While the general trend is to have coincident continental shelf and EEZ boundaries, this is not always possible, and states with overlapping claims may adopt separate boundaries for the EEZ and the continental shelf. This may be the case where a continental shelf boundary was agreed, largely on the basis of geological considerations, prior to wide acceptance of the EEZ regime under UNCLOS.
This issue is already a problem in the South China Sea where Indonesia and Malaysia have agreed a continental shelf boundary east of the Natuna islands, but no EEZ boundary. Malaysia wants the EEZ and continental shelf boundaries to coincide, but this is opposed by Indonesia.
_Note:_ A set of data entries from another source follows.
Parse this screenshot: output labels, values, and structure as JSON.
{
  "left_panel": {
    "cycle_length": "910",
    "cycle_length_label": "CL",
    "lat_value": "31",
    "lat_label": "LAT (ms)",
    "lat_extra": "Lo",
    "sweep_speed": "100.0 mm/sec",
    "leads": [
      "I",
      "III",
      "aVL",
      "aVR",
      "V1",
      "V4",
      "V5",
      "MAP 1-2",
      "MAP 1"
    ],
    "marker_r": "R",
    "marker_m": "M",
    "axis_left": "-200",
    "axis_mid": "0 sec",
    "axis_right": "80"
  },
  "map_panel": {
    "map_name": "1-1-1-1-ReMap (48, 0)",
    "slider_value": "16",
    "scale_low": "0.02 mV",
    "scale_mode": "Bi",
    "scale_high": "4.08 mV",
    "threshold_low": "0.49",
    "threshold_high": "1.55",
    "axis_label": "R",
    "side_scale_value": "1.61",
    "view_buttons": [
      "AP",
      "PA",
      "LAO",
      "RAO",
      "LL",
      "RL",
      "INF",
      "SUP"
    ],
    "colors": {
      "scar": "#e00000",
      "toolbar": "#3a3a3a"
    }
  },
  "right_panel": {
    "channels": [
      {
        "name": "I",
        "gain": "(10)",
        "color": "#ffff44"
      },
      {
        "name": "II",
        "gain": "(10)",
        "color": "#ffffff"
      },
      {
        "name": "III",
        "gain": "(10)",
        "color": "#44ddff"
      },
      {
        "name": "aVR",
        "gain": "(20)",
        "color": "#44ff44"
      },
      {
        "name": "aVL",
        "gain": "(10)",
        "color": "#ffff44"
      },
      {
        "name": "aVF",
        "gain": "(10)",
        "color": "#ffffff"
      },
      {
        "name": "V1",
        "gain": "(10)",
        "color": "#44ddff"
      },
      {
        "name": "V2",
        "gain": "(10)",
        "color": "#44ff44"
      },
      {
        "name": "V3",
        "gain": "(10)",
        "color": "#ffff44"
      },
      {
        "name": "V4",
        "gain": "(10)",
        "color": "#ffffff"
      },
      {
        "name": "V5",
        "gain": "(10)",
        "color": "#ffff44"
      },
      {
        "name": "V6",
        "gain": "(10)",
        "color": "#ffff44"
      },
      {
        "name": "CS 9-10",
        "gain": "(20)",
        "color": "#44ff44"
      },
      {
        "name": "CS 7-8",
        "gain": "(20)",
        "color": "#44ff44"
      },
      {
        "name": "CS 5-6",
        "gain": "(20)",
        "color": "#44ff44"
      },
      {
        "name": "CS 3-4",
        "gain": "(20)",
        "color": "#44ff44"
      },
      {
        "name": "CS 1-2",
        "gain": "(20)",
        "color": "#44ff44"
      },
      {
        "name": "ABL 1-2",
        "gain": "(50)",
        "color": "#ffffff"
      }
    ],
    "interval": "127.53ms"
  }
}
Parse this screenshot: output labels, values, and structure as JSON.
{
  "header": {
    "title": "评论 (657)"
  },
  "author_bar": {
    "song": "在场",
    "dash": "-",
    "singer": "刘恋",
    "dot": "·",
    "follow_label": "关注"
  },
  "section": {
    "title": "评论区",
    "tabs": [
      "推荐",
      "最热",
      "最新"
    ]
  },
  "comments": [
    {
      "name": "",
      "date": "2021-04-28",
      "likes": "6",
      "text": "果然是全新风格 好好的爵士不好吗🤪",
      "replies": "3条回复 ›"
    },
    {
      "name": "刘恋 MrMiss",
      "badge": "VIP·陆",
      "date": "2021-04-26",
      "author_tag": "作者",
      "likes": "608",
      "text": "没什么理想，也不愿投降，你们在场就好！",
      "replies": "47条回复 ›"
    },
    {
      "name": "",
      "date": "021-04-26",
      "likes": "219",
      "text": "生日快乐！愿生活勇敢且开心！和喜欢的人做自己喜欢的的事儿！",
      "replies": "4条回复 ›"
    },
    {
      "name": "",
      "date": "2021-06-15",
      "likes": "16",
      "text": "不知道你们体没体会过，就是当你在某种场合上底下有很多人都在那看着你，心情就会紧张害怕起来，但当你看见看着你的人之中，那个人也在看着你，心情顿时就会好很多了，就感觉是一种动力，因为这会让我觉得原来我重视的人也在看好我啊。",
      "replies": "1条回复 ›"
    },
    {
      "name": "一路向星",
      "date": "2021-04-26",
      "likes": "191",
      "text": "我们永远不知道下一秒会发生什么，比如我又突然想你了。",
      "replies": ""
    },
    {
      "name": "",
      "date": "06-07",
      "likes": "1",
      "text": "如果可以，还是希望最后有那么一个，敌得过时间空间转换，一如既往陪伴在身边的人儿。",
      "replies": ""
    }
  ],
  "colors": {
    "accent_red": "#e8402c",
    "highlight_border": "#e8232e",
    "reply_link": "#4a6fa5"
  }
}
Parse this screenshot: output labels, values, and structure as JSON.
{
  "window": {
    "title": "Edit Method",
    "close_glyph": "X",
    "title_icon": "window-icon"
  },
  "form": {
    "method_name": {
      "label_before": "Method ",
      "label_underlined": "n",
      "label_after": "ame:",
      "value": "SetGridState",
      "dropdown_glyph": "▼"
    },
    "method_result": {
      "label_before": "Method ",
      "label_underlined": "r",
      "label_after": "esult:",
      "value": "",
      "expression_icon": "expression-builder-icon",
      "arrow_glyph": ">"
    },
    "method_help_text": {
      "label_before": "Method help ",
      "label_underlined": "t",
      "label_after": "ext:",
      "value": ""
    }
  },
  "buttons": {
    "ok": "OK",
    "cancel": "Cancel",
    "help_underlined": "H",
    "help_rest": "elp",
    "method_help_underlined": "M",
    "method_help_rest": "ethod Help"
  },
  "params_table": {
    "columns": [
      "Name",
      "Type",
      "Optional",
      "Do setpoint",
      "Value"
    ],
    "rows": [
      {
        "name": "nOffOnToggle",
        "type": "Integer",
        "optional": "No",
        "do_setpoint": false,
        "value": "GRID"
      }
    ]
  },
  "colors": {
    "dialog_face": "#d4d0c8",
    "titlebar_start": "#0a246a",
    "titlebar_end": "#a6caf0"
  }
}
Similarly, Indonesia and Vietnam have agreed a continental shelf boundary but no EEZ boundary.
Need for Changed Mindsets
The South China Sea situation will only be settled when the bordering countries change their mindsets from one of sovereignty, sole ownership of resources and seeking “fences in the sea” (i.e. establishing maritime boundaries between neighbouring countries) to one of functional cooperation and cooperative management.
A cooperative management regime is the only solution to the problems of the South China Sea. The most acceptable framework for such a regime would be a web of provisional arrangements covering cooperation for different functions with perhaps even different areas for each function.
These functions include joint development of oil and gas resources, fisheries management, marine safety, marine scientific research, good order at sea, and preservation and protection of the marine environment. Regardless of whether or not maritime boundaries are agreed, urgent safety, resource and environmental problems dictate the need for increased dialogue and cooperation.
About the Author
Sam Bateman is an Advisor in the Maritime Security Programme at the S. Rajaratnam School of International Studies (RSIS), Nanyang Technological University, Singapore. He is a former Australian naval commodore with research interests in regimes for good order at sea.